BRIEF: When the string "meta" occurs in a line of the records, show that line.

SOURCE RECORDS:
□ □ □

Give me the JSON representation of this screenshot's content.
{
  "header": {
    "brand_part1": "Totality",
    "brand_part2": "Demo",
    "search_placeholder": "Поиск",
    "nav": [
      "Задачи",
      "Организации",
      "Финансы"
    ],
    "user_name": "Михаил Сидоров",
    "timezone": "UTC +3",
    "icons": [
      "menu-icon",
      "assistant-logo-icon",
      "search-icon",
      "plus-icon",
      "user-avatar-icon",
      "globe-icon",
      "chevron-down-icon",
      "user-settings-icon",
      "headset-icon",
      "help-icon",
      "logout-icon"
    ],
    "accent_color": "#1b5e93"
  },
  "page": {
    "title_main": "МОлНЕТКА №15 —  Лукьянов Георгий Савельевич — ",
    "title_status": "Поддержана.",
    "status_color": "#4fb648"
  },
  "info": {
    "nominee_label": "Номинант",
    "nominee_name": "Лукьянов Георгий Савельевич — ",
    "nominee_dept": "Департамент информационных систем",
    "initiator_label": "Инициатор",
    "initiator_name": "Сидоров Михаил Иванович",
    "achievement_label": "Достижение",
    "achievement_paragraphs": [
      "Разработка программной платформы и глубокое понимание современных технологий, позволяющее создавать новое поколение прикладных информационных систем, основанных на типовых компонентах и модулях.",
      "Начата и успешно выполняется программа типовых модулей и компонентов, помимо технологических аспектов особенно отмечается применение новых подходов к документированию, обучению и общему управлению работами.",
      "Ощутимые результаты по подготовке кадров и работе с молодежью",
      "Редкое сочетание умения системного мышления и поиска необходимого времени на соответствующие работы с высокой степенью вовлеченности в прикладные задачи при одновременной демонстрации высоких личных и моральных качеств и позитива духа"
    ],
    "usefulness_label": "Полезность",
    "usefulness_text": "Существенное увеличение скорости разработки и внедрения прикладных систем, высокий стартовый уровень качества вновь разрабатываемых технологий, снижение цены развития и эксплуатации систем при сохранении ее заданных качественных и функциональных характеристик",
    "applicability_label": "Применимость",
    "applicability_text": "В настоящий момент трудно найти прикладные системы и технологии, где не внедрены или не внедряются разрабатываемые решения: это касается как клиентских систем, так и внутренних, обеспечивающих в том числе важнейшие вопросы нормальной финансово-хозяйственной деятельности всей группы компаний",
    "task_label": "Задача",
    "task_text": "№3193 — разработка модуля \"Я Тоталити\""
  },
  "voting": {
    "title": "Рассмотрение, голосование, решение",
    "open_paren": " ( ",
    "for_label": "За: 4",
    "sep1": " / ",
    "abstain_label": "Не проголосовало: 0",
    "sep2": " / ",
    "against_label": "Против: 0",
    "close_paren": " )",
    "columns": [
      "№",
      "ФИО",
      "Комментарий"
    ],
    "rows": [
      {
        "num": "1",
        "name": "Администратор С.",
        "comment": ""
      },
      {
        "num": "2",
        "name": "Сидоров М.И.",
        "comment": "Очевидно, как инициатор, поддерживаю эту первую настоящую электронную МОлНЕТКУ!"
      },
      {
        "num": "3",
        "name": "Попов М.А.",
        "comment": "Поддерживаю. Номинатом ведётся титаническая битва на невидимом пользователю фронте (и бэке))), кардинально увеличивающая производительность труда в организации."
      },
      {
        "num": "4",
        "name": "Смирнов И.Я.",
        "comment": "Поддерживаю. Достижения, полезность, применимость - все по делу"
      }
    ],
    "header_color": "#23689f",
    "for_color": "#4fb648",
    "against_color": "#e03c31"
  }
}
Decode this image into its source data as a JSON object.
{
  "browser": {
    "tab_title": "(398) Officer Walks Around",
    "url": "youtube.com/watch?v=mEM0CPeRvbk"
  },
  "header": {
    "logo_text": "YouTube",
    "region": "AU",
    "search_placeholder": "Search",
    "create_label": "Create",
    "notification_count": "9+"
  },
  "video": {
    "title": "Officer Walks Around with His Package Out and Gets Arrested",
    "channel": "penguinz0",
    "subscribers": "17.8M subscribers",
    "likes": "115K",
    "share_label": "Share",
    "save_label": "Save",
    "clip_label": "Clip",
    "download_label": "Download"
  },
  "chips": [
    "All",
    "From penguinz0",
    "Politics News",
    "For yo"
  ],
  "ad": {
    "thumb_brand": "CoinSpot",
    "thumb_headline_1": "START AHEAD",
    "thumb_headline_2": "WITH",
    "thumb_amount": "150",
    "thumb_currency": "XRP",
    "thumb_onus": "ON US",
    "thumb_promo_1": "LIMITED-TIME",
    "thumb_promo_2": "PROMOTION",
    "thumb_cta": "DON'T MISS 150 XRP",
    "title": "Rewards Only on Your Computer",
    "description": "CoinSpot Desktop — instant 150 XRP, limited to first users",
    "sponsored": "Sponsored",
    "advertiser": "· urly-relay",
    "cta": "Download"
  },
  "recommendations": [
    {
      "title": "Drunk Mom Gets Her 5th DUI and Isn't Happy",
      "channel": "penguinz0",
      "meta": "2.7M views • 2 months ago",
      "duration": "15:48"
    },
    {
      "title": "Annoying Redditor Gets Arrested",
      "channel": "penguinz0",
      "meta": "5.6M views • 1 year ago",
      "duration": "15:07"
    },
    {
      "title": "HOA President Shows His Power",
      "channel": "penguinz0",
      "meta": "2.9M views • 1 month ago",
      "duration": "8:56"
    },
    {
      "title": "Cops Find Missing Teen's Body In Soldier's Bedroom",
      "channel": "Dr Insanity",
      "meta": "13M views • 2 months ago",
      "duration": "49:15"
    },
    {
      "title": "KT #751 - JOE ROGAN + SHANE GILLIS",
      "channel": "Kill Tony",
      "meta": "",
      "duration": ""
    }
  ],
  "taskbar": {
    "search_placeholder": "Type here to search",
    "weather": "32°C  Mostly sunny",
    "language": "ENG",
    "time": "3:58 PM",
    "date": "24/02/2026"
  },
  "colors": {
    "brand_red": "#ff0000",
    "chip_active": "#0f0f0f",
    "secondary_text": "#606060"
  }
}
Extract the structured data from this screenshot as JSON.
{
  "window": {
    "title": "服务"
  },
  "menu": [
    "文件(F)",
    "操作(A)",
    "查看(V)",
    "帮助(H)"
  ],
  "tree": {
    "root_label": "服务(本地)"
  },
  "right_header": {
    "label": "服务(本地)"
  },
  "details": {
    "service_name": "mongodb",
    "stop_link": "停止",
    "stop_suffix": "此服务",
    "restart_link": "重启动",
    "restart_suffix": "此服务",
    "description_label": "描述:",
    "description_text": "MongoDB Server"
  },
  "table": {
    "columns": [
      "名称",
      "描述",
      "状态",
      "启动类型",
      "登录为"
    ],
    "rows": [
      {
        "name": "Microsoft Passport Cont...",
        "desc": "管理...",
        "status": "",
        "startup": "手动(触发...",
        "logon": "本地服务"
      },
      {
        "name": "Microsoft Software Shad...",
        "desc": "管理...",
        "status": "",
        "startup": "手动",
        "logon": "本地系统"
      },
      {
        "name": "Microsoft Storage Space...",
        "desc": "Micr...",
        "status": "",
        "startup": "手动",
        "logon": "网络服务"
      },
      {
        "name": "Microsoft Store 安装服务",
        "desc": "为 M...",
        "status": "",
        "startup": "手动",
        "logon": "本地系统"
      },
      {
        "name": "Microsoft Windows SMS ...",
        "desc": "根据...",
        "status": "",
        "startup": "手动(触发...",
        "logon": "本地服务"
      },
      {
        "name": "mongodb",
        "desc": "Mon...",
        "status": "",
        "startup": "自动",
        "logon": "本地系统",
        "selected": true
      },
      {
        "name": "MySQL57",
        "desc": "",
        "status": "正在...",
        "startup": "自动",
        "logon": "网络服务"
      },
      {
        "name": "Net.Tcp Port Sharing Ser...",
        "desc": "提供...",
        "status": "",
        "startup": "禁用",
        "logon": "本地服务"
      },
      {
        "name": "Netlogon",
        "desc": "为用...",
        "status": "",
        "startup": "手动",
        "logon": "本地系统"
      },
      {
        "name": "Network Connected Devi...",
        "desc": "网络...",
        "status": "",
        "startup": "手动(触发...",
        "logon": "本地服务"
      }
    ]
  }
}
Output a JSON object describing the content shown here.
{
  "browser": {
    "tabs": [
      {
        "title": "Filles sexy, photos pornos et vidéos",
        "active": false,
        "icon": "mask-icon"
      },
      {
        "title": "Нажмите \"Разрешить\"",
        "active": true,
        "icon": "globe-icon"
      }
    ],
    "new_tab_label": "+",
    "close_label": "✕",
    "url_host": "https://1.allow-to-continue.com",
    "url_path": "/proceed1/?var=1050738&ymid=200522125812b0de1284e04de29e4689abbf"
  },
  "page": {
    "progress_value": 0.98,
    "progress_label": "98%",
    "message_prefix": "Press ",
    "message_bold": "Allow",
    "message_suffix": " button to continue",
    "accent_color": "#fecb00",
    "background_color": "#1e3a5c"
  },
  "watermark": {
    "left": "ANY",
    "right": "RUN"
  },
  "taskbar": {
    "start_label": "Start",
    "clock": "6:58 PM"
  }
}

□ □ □

REPLY TO THE EXERCISE:
      "meta": "2.7M views • 2 months ago",
      "meta": "5.6M views • 1 year ago",
      "meta": "2.9M views • 1 month ago",
      "meta": "13M views • 2 months ago",
      "meta": "",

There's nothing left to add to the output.